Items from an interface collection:
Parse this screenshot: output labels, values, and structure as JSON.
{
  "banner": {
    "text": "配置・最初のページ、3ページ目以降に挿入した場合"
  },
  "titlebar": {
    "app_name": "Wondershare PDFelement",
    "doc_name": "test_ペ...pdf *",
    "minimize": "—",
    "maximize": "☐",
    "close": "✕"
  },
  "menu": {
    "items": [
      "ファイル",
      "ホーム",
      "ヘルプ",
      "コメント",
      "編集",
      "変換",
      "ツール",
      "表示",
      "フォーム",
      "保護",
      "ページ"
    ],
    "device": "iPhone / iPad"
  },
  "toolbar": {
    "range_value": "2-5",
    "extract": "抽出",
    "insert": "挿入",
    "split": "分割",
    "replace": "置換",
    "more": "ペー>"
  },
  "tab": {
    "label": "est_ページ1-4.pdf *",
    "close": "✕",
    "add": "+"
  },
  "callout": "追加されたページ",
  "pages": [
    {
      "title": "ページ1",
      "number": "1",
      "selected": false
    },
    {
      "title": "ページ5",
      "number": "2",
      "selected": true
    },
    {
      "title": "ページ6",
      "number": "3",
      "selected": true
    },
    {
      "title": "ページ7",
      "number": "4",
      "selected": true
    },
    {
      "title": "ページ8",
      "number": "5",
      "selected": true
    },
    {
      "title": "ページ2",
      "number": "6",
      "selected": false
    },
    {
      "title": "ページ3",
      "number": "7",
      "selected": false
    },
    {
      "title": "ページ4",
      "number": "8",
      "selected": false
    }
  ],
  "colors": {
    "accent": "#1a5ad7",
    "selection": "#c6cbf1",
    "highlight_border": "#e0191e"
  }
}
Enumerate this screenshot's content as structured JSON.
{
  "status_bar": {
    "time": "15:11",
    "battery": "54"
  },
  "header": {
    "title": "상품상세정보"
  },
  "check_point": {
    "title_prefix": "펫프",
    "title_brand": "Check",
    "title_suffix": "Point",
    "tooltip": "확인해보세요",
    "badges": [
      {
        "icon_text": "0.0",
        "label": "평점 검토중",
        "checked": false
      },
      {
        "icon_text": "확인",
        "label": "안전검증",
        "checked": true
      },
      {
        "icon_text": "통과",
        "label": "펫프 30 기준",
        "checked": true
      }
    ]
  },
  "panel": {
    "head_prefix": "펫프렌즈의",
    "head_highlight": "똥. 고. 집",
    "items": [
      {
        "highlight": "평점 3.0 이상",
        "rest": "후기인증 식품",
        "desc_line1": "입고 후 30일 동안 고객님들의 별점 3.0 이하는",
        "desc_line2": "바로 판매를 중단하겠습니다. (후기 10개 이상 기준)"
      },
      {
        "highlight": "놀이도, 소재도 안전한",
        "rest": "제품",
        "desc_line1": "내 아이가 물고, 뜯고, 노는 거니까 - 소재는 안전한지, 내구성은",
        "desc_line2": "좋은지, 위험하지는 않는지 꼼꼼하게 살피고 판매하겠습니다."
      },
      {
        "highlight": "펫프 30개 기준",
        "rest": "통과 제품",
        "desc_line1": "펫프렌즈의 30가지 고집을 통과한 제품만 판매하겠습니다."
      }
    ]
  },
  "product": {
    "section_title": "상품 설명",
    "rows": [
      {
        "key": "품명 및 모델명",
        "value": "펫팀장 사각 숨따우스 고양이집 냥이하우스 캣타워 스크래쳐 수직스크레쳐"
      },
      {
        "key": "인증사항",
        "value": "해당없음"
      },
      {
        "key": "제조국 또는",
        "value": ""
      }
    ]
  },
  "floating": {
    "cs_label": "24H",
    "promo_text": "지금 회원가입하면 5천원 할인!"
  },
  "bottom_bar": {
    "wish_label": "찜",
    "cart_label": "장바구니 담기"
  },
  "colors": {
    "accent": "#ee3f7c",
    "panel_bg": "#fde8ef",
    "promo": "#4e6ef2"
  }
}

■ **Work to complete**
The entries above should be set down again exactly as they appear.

■ **Exercise answer**
Parse this screenshot: output labels, values, and structure as JSON.
{
  "banner": {
    "text": "配置・最初のページ、3ページ目以降に挿入した場合"
  },
  "titlebar": {
    "app_name": "Wondershare PDFelement",
    "doc_name": "test_ペ...pdf *",
    "minimize": "—",
    "maximize": "☐",
    "close": "✕"
  },
  "menu": {
    "items": [
      "ファイル",
      "ホーム",
      "ヘルプ",
      "コメント",
      "編集",
      "変換",
      "ツール",
      "表示",
      "フォーム",
      "保護",
      "ページ"
    ],
    "device": "iPhone / iPad"
  },
  "toolbar": {
    "range_value": "2-5",
    "extract": "抽出",
    "insert": "挿入",
    "split": "分割",
    "replace": "置換",
    "more": "ペー>"
  },
  "tab": {
    "label": "est_ページ1-4.pdf *",
    "close": "✕",
    "add": "+"
  },
  "callout": "追加されたページ",
  "pages": [
    {
      "title": "ページ1",
      "number": "1",
      "selected": false
    },
    {
      "title": "ページ5",
      "number": "2",
      "selected": true
    },
    {
      "title": "ページ6",
      "number": "3",
      "selected": true
    },
    {
      "title": "ページ7",
      "number": "4",
      "selected": true
    },
    {
      "title": "ページ8",
      "number": "5",
      "selected": true
    },
    {
      "title": "ページ2",
      "number": "6",
      "selected": false
    },
    {
      "title": "ページ3",
      "number": "7",
      "selected": false
    },
    {
      "title": "ページ4",
      "number": "8",
      "selected": false
    }
  ],
  "colors": {
    "accent": "#1a5ad7",
    "selection": "#c6cbf1",
    "highlight_border": "#e0191e"
  }
}
Enumerate this screenshot's content as structured JSON.
{
  "status_bar": {
    "time": "15:11",
    "battery": "54"
  },
  "header": {
    "title": "상품상세정보"
  },
  "check_point": {
    "title_prefix": "펫프",
    "title_brand": "Check",
    "title_suffix": "Point",
    "tooltip": "확인해보세요",
    "badges": [
      {
        "icon_text": "0.0",
        "label": "평점 검토중",
        "checked": false
      },
      {
        "icon_text": "확인",
        "label": "안전검증",
        "checked": true
      },
      {
        "icon_text": "통과",
        "label": "펫프 30 기준",
        "checked": true
      }
    ]
  },
  "panel": {
    "head_prefix": "펫프렌즈의",
    "head_highlight": "똥. 고. 집",
    "items": [
      {
        "highlight": "평점 3.0 이상",
        "rest": "후기인증 식품",
        "desc_line1": "입고 후 30일 동안 고객님들의 별점 3.0 이하는",
        "desc_line2": "바로 판매를 중단하겠습니다. (후기 10개 이상 기준)"
      },
      {
        "highlight": "놀이도, 소재도 안전한",
        "rest": "제품",
        "desc_line1": "내 아이가 물고, 뜯고, 노는 거니까 - 소재는 안전한지, 내구성은",
        "desc_line2": "좋은지, 위험하지는 않는지 꼼꼼하게 살피고 판매하겠습니다."
      },
      {
        "highlight": "펫프 30개 기준",
        "rest": "통과 제품",
        "desc_line1": "펫프렌즈의 30가지 고집을 통과한 제품만 판매하겠습니다."
      }
    ]
  },
  "product": {
    "section_title": "상품 설명",
    "rows": [
      {
        "key": "품명 및 모델명",
        "value": "펫팀장 사각 숨따우스 고양이집 냥이하우스 캣타워 스크래쳐 수직스크레쳐"
      },
      {
        "key": "인증사항",
        "value": "해당없음"
      },
      {
        "key": "제조국 또는",
        "value": ""
      }
    ]
  },
  "floating": {
    "cs_label": "24H",
    "promo_text": "지금 회원가입하면 5천원 할인!"
  },
  "bottom_bar": {
    "wish_label": "찜",
    "cart_label": "장바구니 담기"
  },
  "colors": {
    "accent": "#ee3f7c",
    "panel_bg": "#fde8ef",
    "promo": "#4e6ef2"
  }
}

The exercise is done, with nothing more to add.